So Goldsmith had by this time achieved a little success as a poet, critic and essayist, and he belonged to Samuel Johnson's circle of literary lights. But his dissolute lifestyle continually led him to the brink of financial disaster. The story goes that Johnson once found him unable to pay his rent, being threatened with eviction. To get him out of difficulties, the good doctor immediately sold Goldsmith's manuscript of an unpublished novel to a bookseller for sixty pounds. In this way The Vicar of Wakefield (1766) found its public, according to this possibly fanciful account. The novel which gently satirizes a good man taken advantage of by scoundrels was popular in its time and has remained a sentimental favourite ever since.

Having had hits in poetry and prose, Goldsmith turned next to drama. His first attempt was the comedy The Good Natured Man (1768). Its low style, which purposely affronted the genteel sensibilities of English theatre audiences, was only a middling success on stage, but it became popular with the reading public in print.

He switched back to poetry with The Deserted Village (1770), but his biggest success then came with the play She Stoops to Conquer (1773). He had great obstacles in getting it produced, given his mission of replacing the decorous, sentimental comedy fashionable at the time with laugh-out-loud comedy in the vernacular. However, She Stoops to Conquer turned out to be a massive hit and has been a standard part of the theatrical repertoire ever since.

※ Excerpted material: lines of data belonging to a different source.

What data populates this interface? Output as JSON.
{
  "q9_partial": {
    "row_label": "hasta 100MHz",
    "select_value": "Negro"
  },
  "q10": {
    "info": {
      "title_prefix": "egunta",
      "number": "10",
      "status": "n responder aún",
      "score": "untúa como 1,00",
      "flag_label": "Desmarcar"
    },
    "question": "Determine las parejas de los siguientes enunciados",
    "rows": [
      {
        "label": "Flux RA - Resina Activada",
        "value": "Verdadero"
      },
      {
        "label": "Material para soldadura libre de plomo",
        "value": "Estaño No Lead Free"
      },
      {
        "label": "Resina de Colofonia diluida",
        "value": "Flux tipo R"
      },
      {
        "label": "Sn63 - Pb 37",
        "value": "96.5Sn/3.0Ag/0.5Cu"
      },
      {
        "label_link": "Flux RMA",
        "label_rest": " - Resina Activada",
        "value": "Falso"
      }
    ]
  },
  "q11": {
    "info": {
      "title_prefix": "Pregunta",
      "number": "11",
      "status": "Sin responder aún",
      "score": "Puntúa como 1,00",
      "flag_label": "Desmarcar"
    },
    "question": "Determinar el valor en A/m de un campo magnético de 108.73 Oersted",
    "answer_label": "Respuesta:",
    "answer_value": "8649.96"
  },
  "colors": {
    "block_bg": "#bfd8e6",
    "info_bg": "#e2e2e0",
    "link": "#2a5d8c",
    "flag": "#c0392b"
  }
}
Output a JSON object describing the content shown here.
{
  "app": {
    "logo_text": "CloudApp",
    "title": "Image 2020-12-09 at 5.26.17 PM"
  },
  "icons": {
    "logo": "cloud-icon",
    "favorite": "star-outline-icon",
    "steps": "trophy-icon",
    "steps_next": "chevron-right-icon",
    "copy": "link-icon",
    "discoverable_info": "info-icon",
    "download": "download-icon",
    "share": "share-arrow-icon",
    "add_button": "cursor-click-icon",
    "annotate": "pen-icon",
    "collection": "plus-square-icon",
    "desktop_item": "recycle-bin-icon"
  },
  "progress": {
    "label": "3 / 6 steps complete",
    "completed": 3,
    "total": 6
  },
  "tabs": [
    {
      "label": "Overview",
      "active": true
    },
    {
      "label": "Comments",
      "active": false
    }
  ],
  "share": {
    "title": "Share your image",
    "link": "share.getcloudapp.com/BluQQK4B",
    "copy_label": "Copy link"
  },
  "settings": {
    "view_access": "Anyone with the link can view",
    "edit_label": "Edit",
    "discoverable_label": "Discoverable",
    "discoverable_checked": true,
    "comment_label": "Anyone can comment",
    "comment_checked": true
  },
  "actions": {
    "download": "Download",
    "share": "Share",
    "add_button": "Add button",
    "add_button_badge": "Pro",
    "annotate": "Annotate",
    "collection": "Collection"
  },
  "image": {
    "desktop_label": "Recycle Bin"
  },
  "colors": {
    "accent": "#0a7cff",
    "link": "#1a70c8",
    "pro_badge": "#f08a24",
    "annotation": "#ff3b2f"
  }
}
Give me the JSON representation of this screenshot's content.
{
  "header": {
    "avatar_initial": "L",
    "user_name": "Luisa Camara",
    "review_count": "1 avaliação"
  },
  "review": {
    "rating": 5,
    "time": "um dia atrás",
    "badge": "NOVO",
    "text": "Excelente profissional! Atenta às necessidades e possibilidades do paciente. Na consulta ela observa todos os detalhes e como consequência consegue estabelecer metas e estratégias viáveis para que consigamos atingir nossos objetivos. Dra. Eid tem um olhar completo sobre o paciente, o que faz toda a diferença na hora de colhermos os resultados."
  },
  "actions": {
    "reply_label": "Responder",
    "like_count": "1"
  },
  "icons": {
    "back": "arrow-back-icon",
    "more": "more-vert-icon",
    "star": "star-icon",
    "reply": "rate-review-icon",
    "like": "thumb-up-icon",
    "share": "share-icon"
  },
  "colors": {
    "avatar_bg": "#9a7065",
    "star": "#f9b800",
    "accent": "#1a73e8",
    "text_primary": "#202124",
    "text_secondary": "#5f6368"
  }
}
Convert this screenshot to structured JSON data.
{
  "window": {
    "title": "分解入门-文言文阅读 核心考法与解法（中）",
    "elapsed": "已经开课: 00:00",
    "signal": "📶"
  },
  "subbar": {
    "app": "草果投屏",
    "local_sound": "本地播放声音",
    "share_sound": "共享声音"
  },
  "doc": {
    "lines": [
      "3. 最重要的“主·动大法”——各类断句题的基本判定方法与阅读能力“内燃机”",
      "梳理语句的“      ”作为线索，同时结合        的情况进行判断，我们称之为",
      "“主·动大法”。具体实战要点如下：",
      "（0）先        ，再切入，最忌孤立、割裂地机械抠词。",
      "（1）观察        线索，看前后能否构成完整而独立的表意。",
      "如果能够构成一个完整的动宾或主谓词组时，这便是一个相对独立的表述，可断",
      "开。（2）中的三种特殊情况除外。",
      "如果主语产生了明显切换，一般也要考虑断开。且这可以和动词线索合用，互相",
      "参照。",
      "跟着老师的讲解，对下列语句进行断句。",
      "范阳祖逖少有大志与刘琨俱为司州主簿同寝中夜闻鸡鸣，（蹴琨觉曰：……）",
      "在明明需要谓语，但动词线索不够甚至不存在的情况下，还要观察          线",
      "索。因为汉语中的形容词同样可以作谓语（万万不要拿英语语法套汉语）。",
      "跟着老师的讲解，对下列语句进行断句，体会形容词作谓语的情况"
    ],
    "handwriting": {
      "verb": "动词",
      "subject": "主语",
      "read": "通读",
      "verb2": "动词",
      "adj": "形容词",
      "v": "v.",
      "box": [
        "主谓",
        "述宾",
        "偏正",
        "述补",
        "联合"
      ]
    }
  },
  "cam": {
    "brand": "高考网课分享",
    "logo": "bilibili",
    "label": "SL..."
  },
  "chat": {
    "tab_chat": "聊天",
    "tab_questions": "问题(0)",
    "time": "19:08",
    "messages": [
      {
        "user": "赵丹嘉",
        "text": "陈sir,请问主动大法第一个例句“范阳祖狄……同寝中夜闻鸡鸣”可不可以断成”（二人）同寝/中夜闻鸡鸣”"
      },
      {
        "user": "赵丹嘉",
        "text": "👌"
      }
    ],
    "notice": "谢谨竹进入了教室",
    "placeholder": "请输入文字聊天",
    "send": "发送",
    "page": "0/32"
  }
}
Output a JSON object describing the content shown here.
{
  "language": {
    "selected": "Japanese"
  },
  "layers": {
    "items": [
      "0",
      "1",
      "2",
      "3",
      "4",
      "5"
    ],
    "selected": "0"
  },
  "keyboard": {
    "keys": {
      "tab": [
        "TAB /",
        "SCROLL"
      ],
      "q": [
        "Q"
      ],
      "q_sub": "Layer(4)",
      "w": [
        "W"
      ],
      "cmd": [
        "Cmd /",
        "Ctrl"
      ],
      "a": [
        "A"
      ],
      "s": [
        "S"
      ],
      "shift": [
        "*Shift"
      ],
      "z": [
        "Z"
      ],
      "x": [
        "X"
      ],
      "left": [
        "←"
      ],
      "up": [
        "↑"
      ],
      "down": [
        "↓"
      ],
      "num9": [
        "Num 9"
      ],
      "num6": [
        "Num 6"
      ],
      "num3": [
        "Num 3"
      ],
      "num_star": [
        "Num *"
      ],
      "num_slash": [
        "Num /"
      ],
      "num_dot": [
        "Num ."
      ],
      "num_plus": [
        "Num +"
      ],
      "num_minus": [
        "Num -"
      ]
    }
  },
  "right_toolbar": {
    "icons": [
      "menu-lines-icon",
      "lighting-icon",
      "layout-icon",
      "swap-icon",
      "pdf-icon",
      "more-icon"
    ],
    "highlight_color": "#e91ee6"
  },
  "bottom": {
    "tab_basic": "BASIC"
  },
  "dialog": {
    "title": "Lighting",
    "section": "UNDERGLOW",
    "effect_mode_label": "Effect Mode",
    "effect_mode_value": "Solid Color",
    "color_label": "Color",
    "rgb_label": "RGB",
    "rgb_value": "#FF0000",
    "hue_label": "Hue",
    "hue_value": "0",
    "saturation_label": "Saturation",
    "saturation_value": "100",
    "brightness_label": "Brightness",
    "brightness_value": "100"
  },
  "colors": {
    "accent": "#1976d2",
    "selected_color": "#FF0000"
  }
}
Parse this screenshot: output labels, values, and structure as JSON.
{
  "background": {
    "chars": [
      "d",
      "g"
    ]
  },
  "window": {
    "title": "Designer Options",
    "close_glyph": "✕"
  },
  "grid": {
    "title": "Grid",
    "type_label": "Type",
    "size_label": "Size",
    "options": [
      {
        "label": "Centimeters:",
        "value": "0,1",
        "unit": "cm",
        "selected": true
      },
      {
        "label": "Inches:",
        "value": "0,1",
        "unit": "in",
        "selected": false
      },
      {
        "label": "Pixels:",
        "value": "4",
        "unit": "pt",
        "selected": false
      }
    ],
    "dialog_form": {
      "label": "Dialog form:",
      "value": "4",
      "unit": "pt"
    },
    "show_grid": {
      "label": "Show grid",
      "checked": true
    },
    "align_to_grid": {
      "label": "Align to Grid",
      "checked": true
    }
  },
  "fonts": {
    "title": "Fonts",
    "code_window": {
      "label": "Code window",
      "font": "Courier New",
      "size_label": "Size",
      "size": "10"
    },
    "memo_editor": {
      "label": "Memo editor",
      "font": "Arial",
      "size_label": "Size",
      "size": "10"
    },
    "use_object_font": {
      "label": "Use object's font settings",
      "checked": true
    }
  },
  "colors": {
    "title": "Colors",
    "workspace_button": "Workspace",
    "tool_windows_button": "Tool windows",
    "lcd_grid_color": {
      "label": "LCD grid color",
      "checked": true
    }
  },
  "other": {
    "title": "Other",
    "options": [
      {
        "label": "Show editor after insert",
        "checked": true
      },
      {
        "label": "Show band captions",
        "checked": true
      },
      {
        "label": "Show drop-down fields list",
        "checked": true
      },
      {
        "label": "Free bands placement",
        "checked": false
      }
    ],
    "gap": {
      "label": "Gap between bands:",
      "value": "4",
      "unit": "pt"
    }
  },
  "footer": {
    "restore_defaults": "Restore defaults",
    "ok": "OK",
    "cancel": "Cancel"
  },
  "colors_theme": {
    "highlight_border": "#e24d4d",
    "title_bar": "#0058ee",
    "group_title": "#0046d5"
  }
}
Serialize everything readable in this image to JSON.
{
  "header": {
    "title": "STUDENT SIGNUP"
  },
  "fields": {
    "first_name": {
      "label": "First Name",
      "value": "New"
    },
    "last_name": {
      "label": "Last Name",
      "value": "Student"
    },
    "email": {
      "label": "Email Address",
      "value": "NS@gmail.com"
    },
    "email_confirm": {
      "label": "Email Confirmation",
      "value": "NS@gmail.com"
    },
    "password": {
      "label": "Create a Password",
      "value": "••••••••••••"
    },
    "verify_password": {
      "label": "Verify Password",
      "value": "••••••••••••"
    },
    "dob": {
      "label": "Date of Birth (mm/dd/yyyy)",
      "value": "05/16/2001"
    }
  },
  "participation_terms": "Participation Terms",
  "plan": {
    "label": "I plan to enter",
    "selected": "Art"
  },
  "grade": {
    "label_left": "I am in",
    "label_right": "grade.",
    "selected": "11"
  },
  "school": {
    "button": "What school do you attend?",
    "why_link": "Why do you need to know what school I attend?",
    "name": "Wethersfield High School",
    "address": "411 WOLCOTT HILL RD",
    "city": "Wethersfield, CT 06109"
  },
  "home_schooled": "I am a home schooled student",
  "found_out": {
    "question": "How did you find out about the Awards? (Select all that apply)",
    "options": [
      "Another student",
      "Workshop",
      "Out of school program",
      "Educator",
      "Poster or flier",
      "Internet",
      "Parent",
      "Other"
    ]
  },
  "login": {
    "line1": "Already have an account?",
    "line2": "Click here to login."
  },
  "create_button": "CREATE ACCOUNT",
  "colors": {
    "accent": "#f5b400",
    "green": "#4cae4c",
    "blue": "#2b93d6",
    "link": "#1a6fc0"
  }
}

You'd think these successes would set Goldsmith up for life as a literary figure, and he would continue producing important works. Instead he returned to non-fictional hack work, mainly superficial histories, to meet his continual need for cash. But his drinking, gambling and erratic ways always returned him to debt, the state in which he soon died, likely as a result of trying to treat an illness with a dose from his own prescription.

The man of letters Horace Walpole described Goldsmith as an "inspired idiot" and it's hard to dispute this. His life and death would certainly support the latter part of this claim. Yet his ability to produce works in all literary forms, gaining public acclaim despite going against the established tradition of fine writing at the time, certainly justifies the "inspired" label. This achievement is not to be denied and may win for Goldsmith credit as an innovator who changed literary history for the better.

But whether his works deserve to stand with the greatest of all time is another question.

Without giving them extra marks for knowing what they were up against, my estimation is they should be considered good but rather forgettable creations.

Which is, of course, refuted if numerous readers now write me to say they do remember and appreciate his writing. Someone seems to be keeping his work alive.

— Eric